[Start of Attachment]

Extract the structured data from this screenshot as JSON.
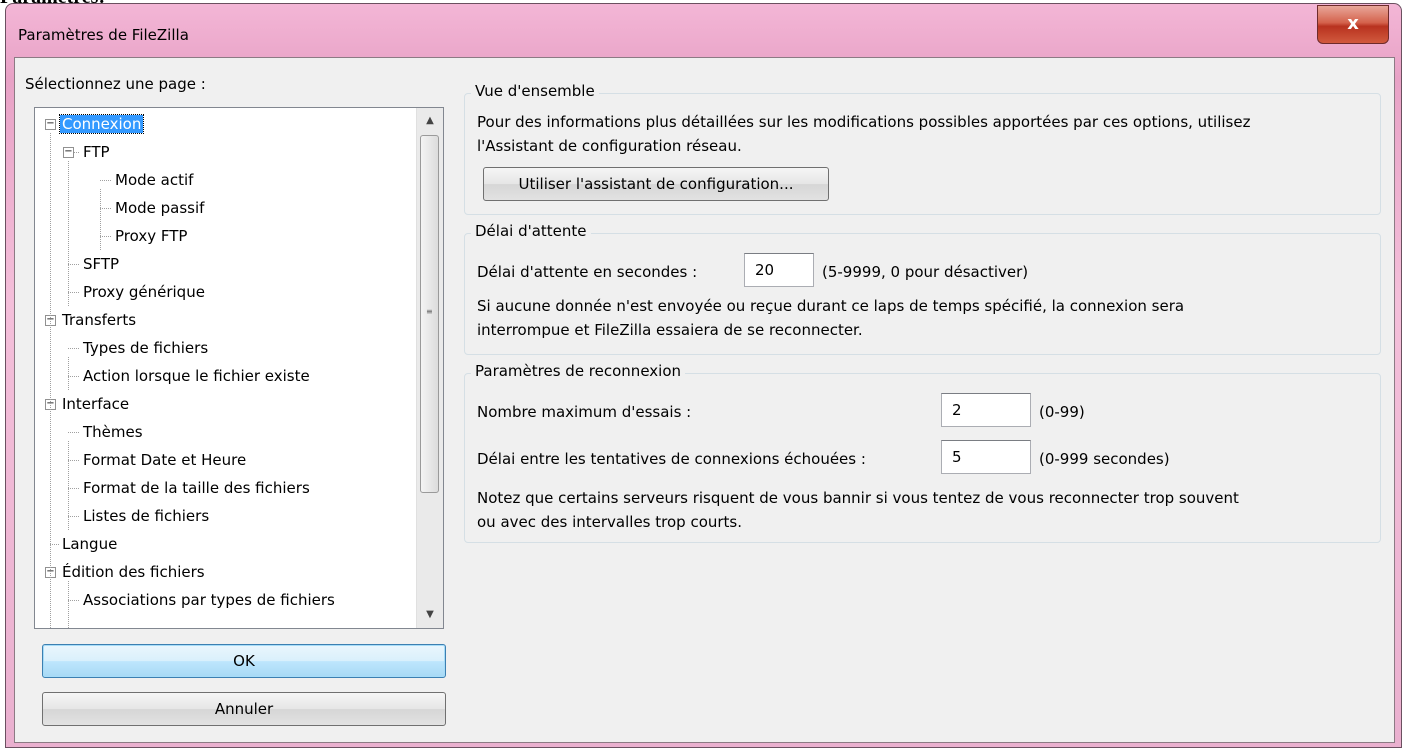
{
  "page": {
    "heading": "Paramètres:"
  },
  "window": {
    "title": "Paramètres de FileZilla",
    "close_label": "x"
  },
  "sidebar": {
    "label": "Sélectionnez une page :",
    "tree": [
      {
        "label": "Connexion",
        "level": 0,
        "expander": "minus",
        "selected": true
      },
      {
        "label": "FTP",
        "level": 1,
        "expander": "minus"
      },
      {
        "label": "Mode actif",
        "level": 2
      },
      {
        "label": "Mode passif",
        "level": 2
      },
      {
        "label": "Proxy FTP",
        "level": 2
      },
      {
        "label": "SFTP",
        "level": 1
      },
      {
        "label": "Proxy générique",
        "level": 1
      },
      {
        "label": "Transferts",
        "level": 0,
        "expander": "minus"
      },
      {
        "label": "Types de fichiers",
        "level": 1
      },
      {
        "label": "Action lorsque le fichier existe",
        "level": 1
      },
      {
        "label": "Interface",
        "level": 0,
        "expander": "minus"
      },
      {
        "label": "Thèmes",
        "level": 1
      },
      {
        "label": "Format Date et Heure",
        "level": 1
      },
      {
        "label": "Format de la taille des fichiers",
        "level": 1
      },
      {
        "label": "Listes de fichiers",
        "level": 1
      },
      {
        "label": "Langue",
        "level": 0
      },
      {
        "label": "Édition des fichiers",
        "level": 0,
        "expander": "minus"
      },
      {
        "label": "Associations par types de fichiers",
        "level": 1
      }
    ],
    "ok_label": "OK",
    "cancel_label": "Annuler"
  },
  "overview": {
    "title": "Vue d'ensemble",
    "text_line1": "Pour des informations plus détaillées sur les modifications possibles apportées par ces options, utilisez",
    "text_line2": "l'Assistant de configuration réseau.",
    "wizard_button": "Utiliser l'assistant de configuration..."
  },
  "timeout": {
    "title": "Délai d'attente",
    "label": "Délai d'attente en secondes :",
    "value": "20",
    "hint": "(5-9999, 0 pour désactiver)",
    "text_line1": "Si aucune donnée n'est envoyée ou reçue durant ce laps de temps spécifié, la connexion sera",
    "text_line2": "interrompue et FileZilla essaiera de se reconnecter."
  },
  "reconnect": {
    "title": "Paramètres de reconnexion",
    "max_label": "Nombre maximum d'essais :",
    "max_value": "2",
    "max_hint": "(0-99)",
    "delay_label": "Délai entre les tentatives de connexions échouées :",
    "delay_value": "5",
    "delay_hint": "(0-999 secondes)",
    "text_line1": "Notez que certains serveurs risquent de vous bannir si vous tentez de vous reconnecter trop souvent",
    "text_line2": "ou avec des intervalles trop courts."
  }
}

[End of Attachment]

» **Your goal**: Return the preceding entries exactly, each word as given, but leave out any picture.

» **Response below**:
Extract the structured data from this screenshot as JSON.
{
  "page": {
    "heading": "Paramètres:"
  },
  "window": {
    "title": "Paramètres de FileZilla",
    "close_label": "x"
  },
  "sidebar": {
    "label": "Sélectionnez une page :",
    "tree": [
      {
        "label": "Connexion",
        "level": 0,
        "expander": "minus",
        "selected": true
      },
      {
        "label": "FTP",
        "level": 1,
        "expander": "minus"
      },
      {
        "label": "Mode actif",
        "level": 2
      },
      {
        "label": "Mode passif",
        "level": 2
      },
      {
        "label": "Proxy FTP",
        "level": 2
      },
      {
        "label": "SFTP",
        "level": 1
      },
      {
        "label": "Proxy générique",
        "level": 1
      },
      {
        "label": "Transferts",
        "level": 0,
        "expander": "minus"
      },
      {
        "label": "Types de fichiers",
        "level": 1
      },
      {
        "label": "Action lorsque le fichier existe",
        "level": 1
      },
      {
        "label": "Interface",
        "level": 0,
        "expander": "minus"
      },
      {
        "label": "Thèmes",
        "level": 1
      },
      {
        "label": "Format Date et Heure",
        "level": 1
      },
      {
        "label": "Format de la taille des fichiers",
        "level": 1
      },
      {
        "label": "Listes de fichiers",
        "level": 1
      },
      {
        "label": "Langue",
        "level": 0
      },
      {
        "label": "Édition des fichiers",
        "level": 0,
        "expander": "minus"
      },
      {
        "label": "Associations par types de fichiers",
        "level": 1
      }
    ],
    "ok_label": "OK",
    "cancel_label": "Annuler"
  },
  "overview": {
    "title": "Vue d'ensemble",
    "text_line1": "Pour des informations plus détaillées sur les modifications possibles apportées par ces options, utilisez",
    "text_line2": "l'Assistant de configuration réseau.",
    "wizard_button": "Utiliser l'assistant de configuration..."
  },
  "timeout": {
    "title": "Délai d'attente",
    "label": "Délai d'attente en secondes :",
    "value": "20",
    "hint": "(5-9999, 0 pour désactiver)",
    "text_line1": "Si aucune donnée n'est envoyée ou reçue durant ce laps de temps spécifié, la connexion sera",
    "text_line2": "interrompue et FileZilla essaiera de se reconnecter."
  },
  "reconnect": {
    "title": "Paramètres de reconnexion",
    "max_label": "Nombre maximum d'essais :",
    "max_value": "2",
    "max_hint": "(0-99)",
    "delay_label": "Délai entre les tentatives de connexions échouées :",
    "delay_value": "5",
    "delay_hint": "(0-999 secondes)",
    "text_line1": "Notez que certains serveurs risquent de vous bannir si vous tentez de vous reconnecter trop souvent",
    "text_line2": "ou avec des intervalles trop courts."
  }
}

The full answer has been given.